The recent decision of the Supreme Court of British Columbia in Lacey v. Weyerhaeuser Company Limited, 2012 BCSC 353 found that employers do not have the right to change the terms of promised retiree benefits once an employee retires.
The five plaintiffs in this case were retirees of Weyerhaeuser and its predecessor, MacMillan Bloedel. The terms of their employment included the right to retiree health benefits and for it to be fully paid for by the company. The plaintiffs all retired between 1991 and 2000. The company later on January 1, 2010 stated that it was reducing its health benefit contributions from 100% to 50% and that retirees would be responsible for future cost increases. The plaintiffs subsequently sued for breach of contract.
The British Columbia Supreme Court, in reviewing the facts of the case, held that the evidence demonstrated on balance that the company promised to provide lifetime retiree health benefits to be fully paid for by the company. The court also found that there was no documentation stating that the company reserved the right to make changes to the benefits.
The court held that, based on the descriptions of the benefits in the employee booklets and as communicated in the employee seminars, the employees would have understood the benefits to be lifetime benefits. The court further held that the benefits were a form of compensation, rather than a gratuitous payment. To this end, the court specifically stated the following:
“The objective evidence leads me to conclude that the retirement health benefits were intended as a form of deferred compensation, that the offer to continue to provide those benefits was a term of a contract between MB and its employees, and that as such it is enforceable.”
The court also found that the company had agreed to provide retiree benefits in full without any co-payment by the retirees and that the obligation extended to providing the same health care benefits as were available at the time of their retirement.
Although, the company did have language within its 1994 brochure giving it the right to “make changes from time to time”, the court deemed that this was too vague and, accordingly, it did not apply to those who were already retired. In making this finding, the court stated the following,

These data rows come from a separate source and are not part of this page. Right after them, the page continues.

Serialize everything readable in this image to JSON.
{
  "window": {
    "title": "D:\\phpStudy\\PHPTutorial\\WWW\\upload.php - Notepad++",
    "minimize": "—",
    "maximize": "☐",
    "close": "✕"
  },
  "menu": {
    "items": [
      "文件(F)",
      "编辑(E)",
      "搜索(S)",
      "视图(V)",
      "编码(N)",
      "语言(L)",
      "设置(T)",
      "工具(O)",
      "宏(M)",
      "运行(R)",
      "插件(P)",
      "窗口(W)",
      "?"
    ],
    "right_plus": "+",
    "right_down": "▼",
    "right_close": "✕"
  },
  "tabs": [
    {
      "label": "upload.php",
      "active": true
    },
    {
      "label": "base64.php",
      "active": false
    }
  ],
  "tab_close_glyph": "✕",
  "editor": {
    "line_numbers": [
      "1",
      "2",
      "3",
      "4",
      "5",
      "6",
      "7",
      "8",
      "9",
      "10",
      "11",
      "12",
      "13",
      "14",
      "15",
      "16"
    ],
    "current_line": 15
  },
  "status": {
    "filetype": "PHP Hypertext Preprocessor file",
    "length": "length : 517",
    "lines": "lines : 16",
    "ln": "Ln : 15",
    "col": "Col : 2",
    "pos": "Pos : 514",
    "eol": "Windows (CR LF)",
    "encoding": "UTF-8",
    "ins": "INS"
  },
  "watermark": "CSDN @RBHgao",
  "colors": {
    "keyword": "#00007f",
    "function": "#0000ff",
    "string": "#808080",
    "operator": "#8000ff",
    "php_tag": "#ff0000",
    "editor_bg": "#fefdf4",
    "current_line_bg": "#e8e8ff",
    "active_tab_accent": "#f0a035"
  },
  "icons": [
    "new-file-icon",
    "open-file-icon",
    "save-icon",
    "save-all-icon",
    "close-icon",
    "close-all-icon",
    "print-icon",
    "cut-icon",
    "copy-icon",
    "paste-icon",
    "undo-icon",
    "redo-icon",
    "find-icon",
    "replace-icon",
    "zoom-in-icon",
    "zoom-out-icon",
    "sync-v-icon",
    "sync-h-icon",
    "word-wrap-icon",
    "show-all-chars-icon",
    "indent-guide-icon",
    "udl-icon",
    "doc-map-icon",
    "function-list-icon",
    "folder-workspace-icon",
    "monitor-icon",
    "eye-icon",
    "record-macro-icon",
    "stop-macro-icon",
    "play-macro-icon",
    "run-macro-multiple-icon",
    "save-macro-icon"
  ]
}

“…[I]t would reasonably have been within the contemplation of both MP and its employees that retirees had a particular need for security; that persons on a fixed income would have a particular desire for certainty and predictability. Therefore a more restricted interpretation of the reservation of a right to make changes, as affecting only current employees, would be at least as reasonable as the broader interpretation.”
The court further held that employees’ rights to benefits vested upon retirement. In making this finding, the court rejected case law from the United States which supported the principle that the non-vesting of retirement benefits. The court specifically found that the United States legislation was not applicable as it was based on unique statutory framework not applicable in the Canadian context.

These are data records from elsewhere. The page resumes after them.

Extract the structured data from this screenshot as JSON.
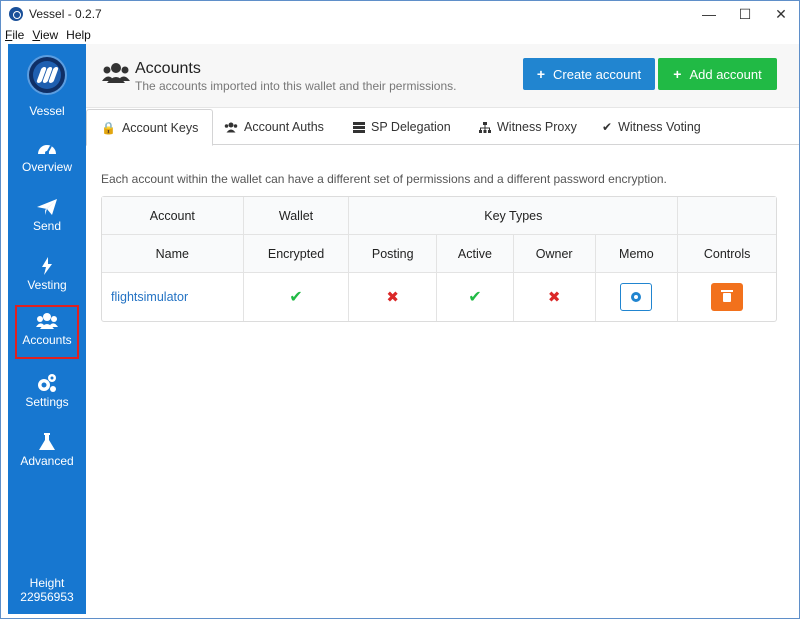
{
  "window": {
    "title": "Vessel - 0.2.7",
    "controls": {
      "minimize": "—",
      "maximize": "☐",
      "close": "✕"
    }
  },
  "menu": [
    {
      "underline": "F",
      "rest": "ile"
    },
    {
      "underline": "V",
      "rest": "iew"
    },
    {
      "underline": "",
      "rest": "Help"
    }
  ],
  "sidebar": {
    "brand": "Vessel",
    "items": [
      {
        "label": "Overview",
        "icon": "dashboard-icon"
      },
      {
        "label": "Send",
        "icon": "paper-plane-icon"
      },
      {
        "label": "Vesting",
        "icon": "lightning-icon"
      },
      {
        "label": "Accounts",
        "icon": "users-icon",
        "selected": true
      },
      {
        "label": "Settings",
        "icon": "cogs-icon"
      },
      {
        "label": "Advanced",
        "icon": "flask-icon"
      }
    ],
    "height_label": "Height",
    "height_value": "22956953"
  },
  "header": {
    "title": "Accounts",
    "subtitle": "The accounts imported into this wallet and their permissions.",
    "create_button": "Create account",
    "add_button": "Add account"
  },
  "tabs": [
    {
      "label": "Account Keys",
      "icon": "lock-icon",
      "active": true
    },
    {
      "label": "Account Auths",
      "icon": "users-icon"
    },
    {
      "label": "SP Delegation",
      "icon": "server-icon"
    },
    {
      "label": "Witness Proxy",
      "icon": "sitemap-icon"
    },
    {
      "label": "Witness Voting",
      "icon": "check-icon"
    }
  ],
  "description": "Each account within the wallet can have a different set of permissions and a different password encryption.",
  "table": {
    "group_headers": {
      "account": "Account",
      "wallet": "Wallet",
      "key_types": "Key Types"
    },
    "columns": [
      "Name",
      "Encrypted",
      "Posting",
      "Active",
      "Owner",
      "Memo",
      "Controls"
    ],
    "rows": [
      {
        "name": "flightsimulator",
        "encrypted": true,
        "posting": false,
        "active": true,
        "owner": false
      }
    ]
  },
  "colors": {
    "sidebar": "#1777d0",
    "create": "#2185d0",
    "add": "#21ba45",
    "delete": "#f2711c",
    "check": "#21ba45",
    "cross": "#db2828"
  }
}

Why does this case matter?
The case is highly informative in several specific ways, including the following:
(i) Courts are willing to wade through significant documentation in order to determine what promises it believes an employer has made to an employees and, accordingly, what obligations are owed;
(ii) Courts will interpret retiree benefits as “deferred compensation” unless the employer clearly stipulates that its provision is gratuitous;
(iii) Where retiree benefits are found to be deferred compensation, the right to such benefits will have been found to have been vested;
(iv) Any contractual ambiguity will likely be interpreted in the favour of a retiree; and
(v) An employer may reserve the right to modify the provision of benefits, but this must be made in a clear and unambiguous manner.
For further information, please view Heenan Blaikie ‘s Pension Pulse.